In 1953, the Russian pianist Sviatoslav Richter was enlisted to play at Joseph Stalin's funeral. For the occasion he chose the longest and most dense prelude and fugue from Bach's Well-Tempered Clavier. Solemn commemorative music it was not. Several times the authorities tried to interrupt him to make way for another pianist, but Richter could not be distracted from the score. Finally, he was removed from the keyboard by armed soldiers; at that moment, he feared he would be shot.
Bach composed the two books of The Well-Tempered Clavier not as a political manifesto but as a kind of treatise to promote the modern system of "tempered" tuning. Both books consist of 24 preludes and fugues going through all the keys, a total of 48 pieces in each volume. Until Bach’s era, it wasn’t possible to write such a work because of the unstandardized tuning of keyboard instruments. Now it was feasible to transpose and modulate into any key, no retuning necessary.
The opening C Major prelude, smooth and serene, doesn't like something that would ruffle a totalitarian regime. But the contrapuntal writing gets increasingly intricate and experimental in the latter book. By the end, many of the fugue subjects – as in the Fugue in F sharp minor – are unwieldy, fragmented and strange. But they are not severe or remote either, and Bach manages to express yearning and frustration, joy and humor over the course of the cycle.
Many later composers studied Bach’s WTC in an effort to improve their own fugue writing. Verdi reportedly used it in Falstaff. Shostakovich modeled his own 24 Preludes and Fugues on it. And Stravinsky apparently began his every composing day by playing something out of the set to get his own ideas going.
Yet it’s impossible to consider the WTC as pure, absolute music. Scholars have identified religious and numeric symbolism in Bach’s score, including quotations from sacred hymns of the day, and references to Bible verses. One passage in the F minor Fugue has been interpreted as representing Christ's crucifixion, owing to its descending chromatic manner and other features.
Most striking was Jean-Paul Sartre’s observation that The Well-Tempered Clavier is a metaphor for freedom in the face of oppressive social orders. His theory would seem to bolster Richter’s provocative gesture in 1953. "Against the closed traditions of little despotic courts," Sartre wrote, "he taught how to find originality within an established discipline; actually, how to live.

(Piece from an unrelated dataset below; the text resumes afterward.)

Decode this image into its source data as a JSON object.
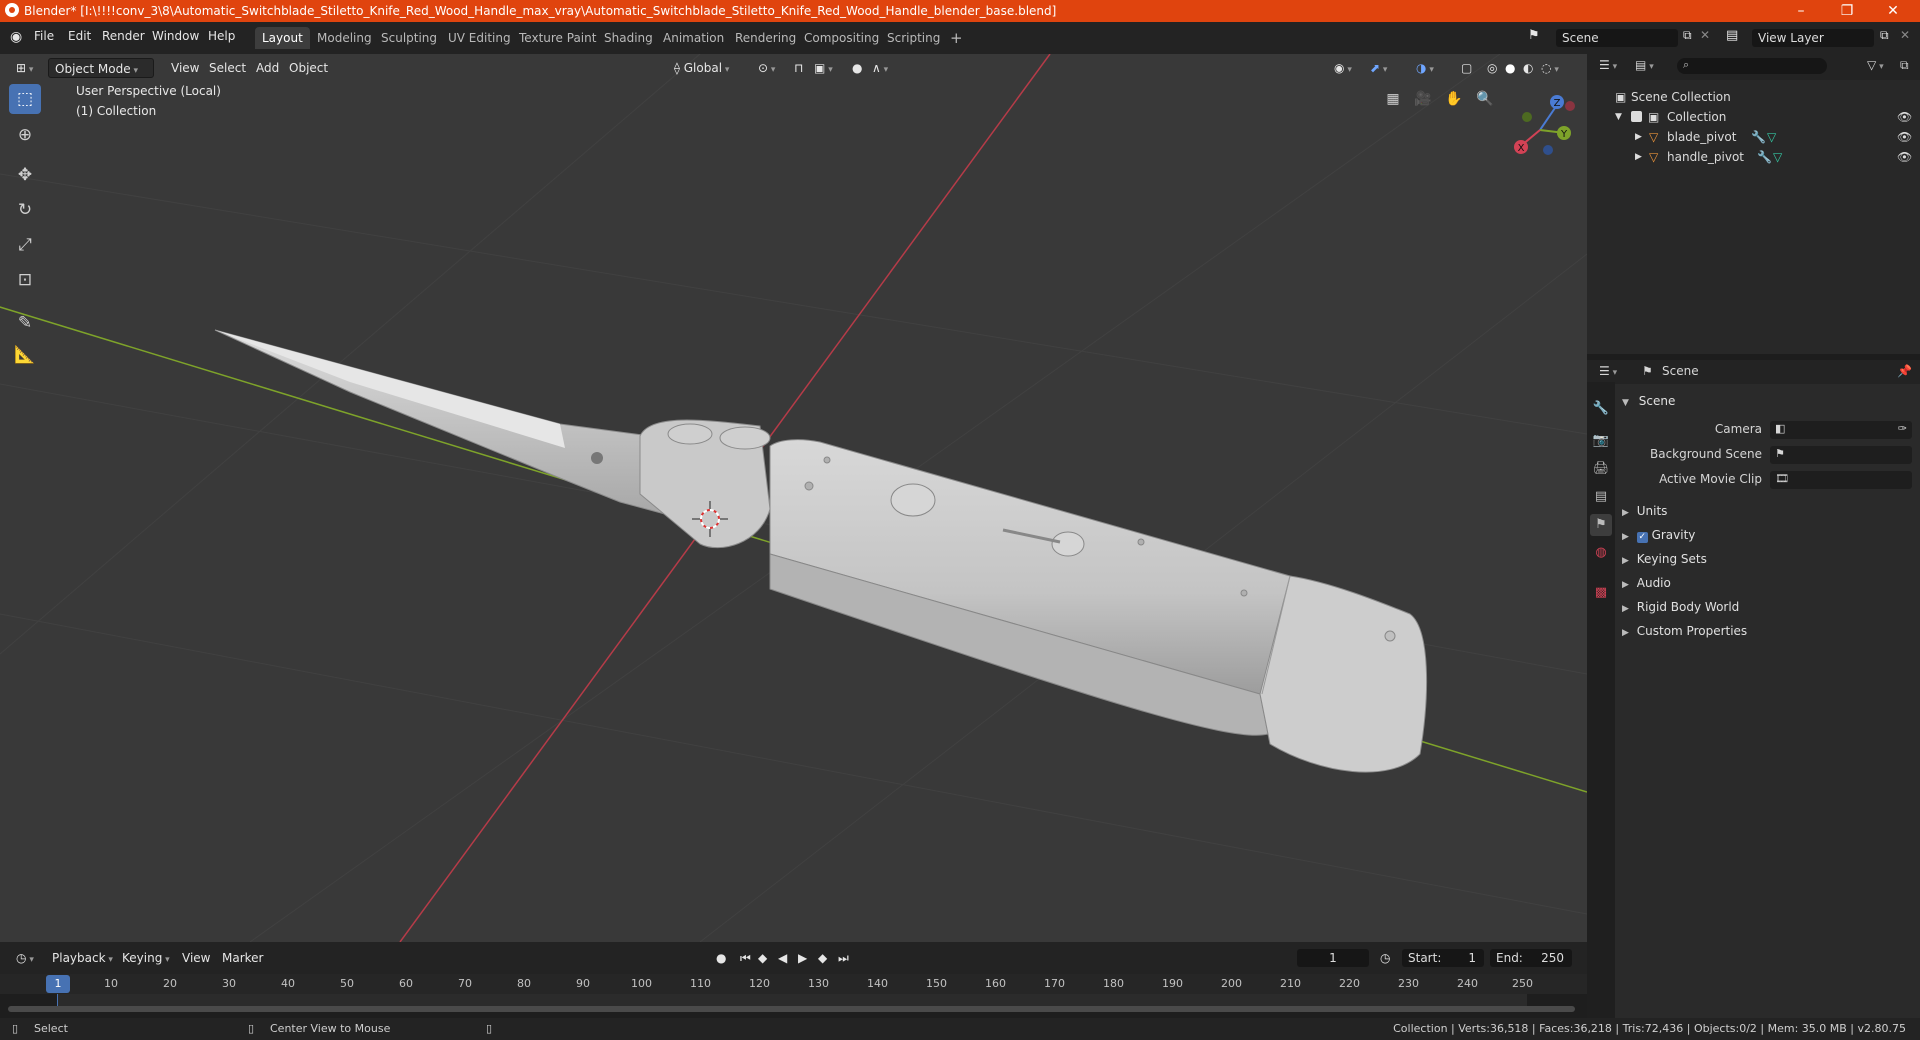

He demonstrated the play of moral freedom within the confines of a religious and monarchical absolutism.”
One of the 20th century's great Bach interpreters, Glenn Gould recorded the Well-Tempered Clavier in the summer of 1962 at Columbia's 30th Street Studio. The opening prelude and fugue are contained on the new double album "This is Glenn Gould" (Sony)
Available at Arkivmusic.com
Listening Highlights for Saturday, March 23 (all times are approximate)
Well-Tempered Clavier excerpts from the following artists:
6 am Wanda Landowska, harpsichord
7 am Till Fellner, piano
8 am Brandenburg Concerto No. 3, BWV 1048 (plus a Stravinsky arrangement played by members of International Contemporary Ensemble)
9 am Masaaki Suzuki, harpsichord
10 am Glenn Gould, piano
11 am Andras Schiff, piano
12 pm Gustav Leonhardt, harpsichord
5 pm Andras Schiff performs the complete Book I of the WTC in a live performance from October 27, 2012 at the 92nd St. Y
Below: Listen to the complete WTC performed by Sviatoslav Richter: